The NLRB also found that “[w]here an agreement unlawfully conditions receipt of severance benefits on the forfeiture of statutory rights, the mere proffer of the agreement itself violates the Act, because it has a reasonable tendency to interfere with or restrain the prospective exercise of Section 7 rights, both by the separating employee and those who remain employed. Whether the employee accepts the agreement is immaterial.”
The NLRB further determined that the language of the severance agreement interfered with, restrained, or coerced employees’ exercise of Section 7 rights and because the agreement conditioned the receipt of severance benefits on the employees’ acceptance of these unlawful provisions, the proffering of the agreement violated Section 8(a)(1) of the NLRA.
To support its ruling, the Board found that the non-disparagement provision on its face substantially interfered with employees’ Section 7 rights for numerous reasons, including (1) that public statements by employees about the workplace are central to exercising employee rights under the NLRA and (2) that the provision prohibits any “statements to [the] Employer's employees or to the general public which could disparage or harm the image of [the] Employer”—including, it would seem, any statement asserting that the Respondent had violated the Act. The Board did note that the provision failed to limit to matters regarding past employment with McLaren Macomb, define the term “disparagement,” apply to only McLaren Macomb instead of it and its parents and affiliated entities, and include a temporal limitation.
The NLRB engaged in a similar analysis surrounding the confidentiality provision. As seen above, the provision prohibited the employee from disclosing the terms of the agreement to any third person. Therefore, this included any lawful or unlawful parts of the agreement. The Board also determined that this provision would reasonably tend to coerce an employee from filing an unfair labor practice charge or assisting with a Board investigation, and such a broad surrender of Section 7 rights contravenes public policy. The Board also emphasized that it prohibited an employee from communicating with their coworkers.
Note that this ruling is limited to those employees who have Section 7 rights, which excludes most supervisors and managers, among others.
What do we know?

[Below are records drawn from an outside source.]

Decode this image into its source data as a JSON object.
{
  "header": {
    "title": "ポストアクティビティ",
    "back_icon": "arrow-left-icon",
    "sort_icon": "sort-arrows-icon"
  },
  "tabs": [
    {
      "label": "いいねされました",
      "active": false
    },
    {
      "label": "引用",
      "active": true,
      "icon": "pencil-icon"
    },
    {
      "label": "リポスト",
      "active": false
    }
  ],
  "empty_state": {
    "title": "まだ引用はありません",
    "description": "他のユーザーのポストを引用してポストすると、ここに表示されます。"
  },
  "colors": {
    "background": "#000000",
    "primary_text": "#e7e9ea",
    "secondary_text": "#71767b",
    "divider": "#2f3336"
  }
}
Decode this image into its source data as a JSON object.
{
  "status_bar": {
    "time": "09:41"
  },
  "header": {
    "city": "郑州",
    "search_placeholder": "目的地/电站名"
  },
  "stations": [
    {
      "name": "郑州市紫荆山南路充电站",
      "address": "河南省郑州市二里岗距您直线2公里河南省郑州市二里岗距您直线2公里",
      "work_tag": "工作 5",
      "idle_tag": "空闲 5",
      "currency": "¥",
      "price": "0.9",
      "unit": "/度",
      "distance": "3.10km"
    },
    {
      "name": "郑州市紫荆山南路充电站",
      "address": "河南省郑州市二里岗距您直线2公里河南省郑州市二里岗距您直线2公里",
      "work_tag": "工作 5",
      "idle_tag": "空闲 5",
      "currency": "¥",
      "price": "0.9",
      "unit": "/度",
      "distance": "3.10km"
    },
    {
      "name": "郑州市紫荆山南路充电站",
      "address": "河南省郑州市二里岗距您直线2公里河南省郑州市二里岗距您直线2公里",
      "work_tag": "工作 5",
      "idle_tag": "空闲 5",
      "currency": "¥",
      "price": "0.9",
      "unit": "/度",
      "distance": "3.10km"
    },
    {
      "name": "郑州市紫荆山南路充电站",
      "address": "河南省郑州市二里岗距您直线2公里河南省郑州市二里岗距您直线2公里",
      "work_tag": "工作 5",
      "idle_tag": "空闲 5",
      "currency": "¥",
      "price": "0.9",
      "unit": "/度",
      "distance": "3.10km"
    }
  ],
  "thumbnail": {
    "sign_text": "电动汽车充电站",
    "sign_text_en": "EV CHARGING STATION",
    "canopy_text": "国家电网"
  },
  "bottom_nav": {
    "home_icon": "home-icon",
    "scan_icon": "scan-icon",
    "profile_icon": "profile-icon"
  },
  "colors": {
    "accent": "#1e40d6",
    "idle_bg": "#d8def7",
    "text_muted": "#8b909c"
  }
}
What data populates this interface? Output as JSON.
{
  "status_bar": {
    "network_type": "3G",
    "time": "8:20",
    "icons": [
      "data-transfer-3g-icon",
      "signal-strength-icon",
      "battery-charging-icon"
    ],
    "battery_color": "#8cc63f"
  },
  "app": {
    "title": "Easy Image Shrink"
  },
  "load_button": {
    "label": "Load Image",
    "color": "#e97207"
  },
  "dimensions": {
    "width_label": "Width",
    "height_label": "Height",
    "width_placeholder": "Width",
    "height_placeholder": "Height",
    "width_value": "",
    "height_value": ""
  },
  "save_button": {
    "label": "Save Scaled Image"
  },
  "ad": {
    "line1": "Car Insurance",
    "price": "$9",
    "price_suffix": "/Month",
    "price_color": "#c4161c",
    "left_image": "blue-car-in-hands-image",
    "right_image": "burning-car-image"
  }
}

What do we do now?
It is clear that the NLRB’s ruling significantly altered the legal landscape surrounding confidentiality and non-disparagement provisions in severance agreements by shifting the focus back to the terms of the agreement itself and by determining that extremely broad provisions, like the ones included in the agreement in McLaren Macomb, are illegal. Employers should consider this decision when drafting and utilizing severance agreements going forward. Those wanting to be cautious could eliminate these terms altogether, while others may decide to include more limited provisions. While the decision does suggest that limited provisions, especially in relation to non-disparagement, could be legal going forward, it is tough to tell until the NLRB releases further guidance. Employers should expect a memorandum from the NLRB’s General Counsel in the near future, explaining the parameters of this decision.
Editor’s Note: This article was written by John W. Alden, Christopher M. Caiaccio, and Sarah J. Spangenburg of the law firm Kilpatrick Townsend and reprinted by AGC with permission. © 2023 Kilpatrick Townsend & Stockton LLP